Dataset entries >>
--- START ---

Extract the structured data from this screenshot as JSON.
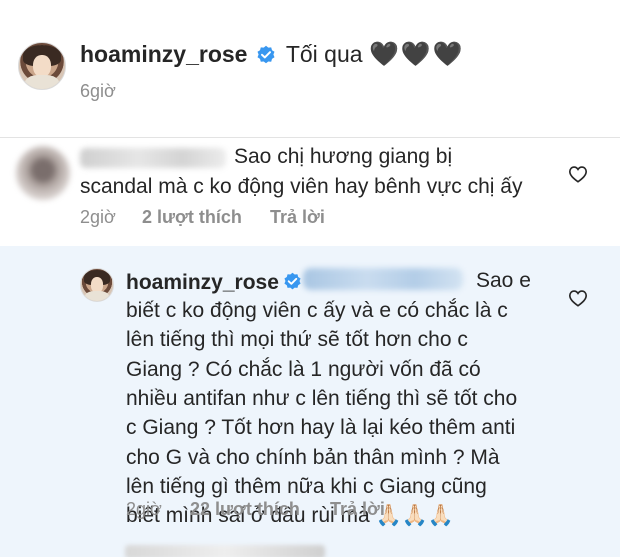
{
  "caption": {
    "username": "hoaminzy_rose",
    "text": "Tối qua",
    "hearts": "🖤🖤🖤",
    "time": "6giờ"
  },
  "comment": {
    "text_line1": "Sao chị hương giang bị",
    "text_line2": "scandal mà c ko động viên hay bênh vực chị ấy",
    "time": "2giờ",
    "likes": "2 lượt thích",
    "reply_label": "Trả lời"
  },
  "reply": {
    "username": "hoaminzy_rose",
    "lines": [
      "Sao e",
      "biết c ko động viên c ấy và e có chắc là c",
      "lên tiếng thì mọi thứ sẽ tốt hơn cho c",
      "Giang ? Có chắc là 1 người vốn đã có",
      "nhiều antifan như c lên tiếng thì sẽ tốt cho",
      "c Giang ? Tốt hơn hay là lại kéo thêm anti",
      "cho G và cho chính bản thân mình ? Mà",
      "lên tiếng gì thêm nữa khi c Giang cũng",
      "biết mình sai ở đâu rùi mà 🙏🏻🙏🏻🙏🏻"
    ],
    "time": "2giờ",
    "likes": "22 lượt thích",
    "reply_label": "Trả lời"
  },
  "colors": {
    "verified_blue": "#3897f0",
    "meta_gray": "#8e8e8e",
    "reply_bg": "#eef5fc"
  },
  "icons": {
    "verified": "verified-badge-icon",
    "like": "heart-outline-icon"
  }
}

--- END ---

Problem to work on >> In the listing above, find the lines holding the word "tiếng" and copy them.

Result for this exercise >>
      "lên tiếng thì mọi thứ sẽ tốt hơn cho c",
      "nhiều antifan như c lên tiếng thì sẽ tốt cho",
      "lên tiếng gì thêm nữa khi c Giang cũng",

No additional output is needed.